App and web page records:

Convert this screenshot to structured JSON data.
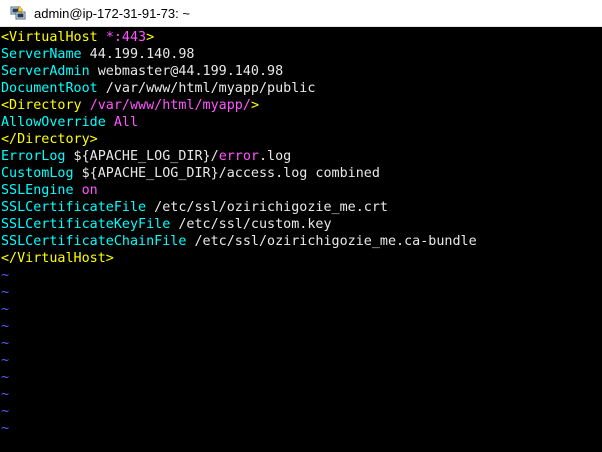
{
  "window": {
    "title": "admin@ip-172-31-91-73: ~",
    "icon": "putty-icon"
  },
  "colors": {
    "background": "#000000",
    "tag": "#ffff00",
    "directive": "#00ffff",
    "value": "#e8e8e8",
    "variable_value": "#ff55ff",
    "tilde": "#5c5cff"
  },
  "editor": {
    "lines": [
      {
        "kind": "tag",
        "open": "<VirtualHost ",
        "attr": "*:443",
        "close": ">"
      },
      {
        "kind": "kv",
        "key": "ServerName",
        "value": " 44.199.140.98"
      },
      {
        "kind": "kv",
        "key": "ServerAdmin",
        "value": " webmaster@44.199.140.98"
      },
      {
        "kind": "kv",
        "key": "DocumentRoot",
        "value": " /var/www/html/myapp/public"
      },
      {
        "kind": "tag",
        "open": "<Directory ",
        "attr": "/var/www/html/myapp/",
        "close": ">"
      },
      {
        "kind": "kvc",
        "key": "AllowOverride",
        "value": " All"
      },
      {
        "kind": "tag",
        "open": "</Directory>",
        "attr": "",
        "close": ""
      },
      {
        "kind": "errlog",
        "key": "ErrorLog",
        "pre": " ${APACHE_LOG_DIR}/",
        "mid": "error",
        "post": ".log"
      },
      {
        "kind": "kv",
        "key": "CustomLog",
        "value": " ${APACHE_LOG_DIR}/access.log combined"
      },
      {
        "kind": "kvc",
        "key": "SSLEngine",
        "value": " on"
      },
      {
        "kind": "kv",
        "key": "SSLCertificateFile",
        "value": " /etc/ssl/ozirichigozie_me.crt"
      },
      {
        "kind": "kv",
        "key": "SSLCertificateKeyFile",
        "value": " /etc/ssl/custom.key"
      },
      {
        "kind": "kv",
        "key": "SSLCertificateChainFile",
        "value": " /etc/ssl/ozirichigozie_me.ca-bundle"
      },
      {
        "kind": "tag",
        "open": "</VirtualHost>",
        "attr": "",
        "close": ""
      }
    ],
    "empty_line_marker": "~",
    "empty_lines": [
      "~",
      "~",
      "~",
      "~",
      "~",
      "~",
      "~",
      "~",
      "~",
      "~"
    ]
  }
}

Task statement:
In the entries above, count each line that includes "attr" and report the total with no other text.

Task output:
4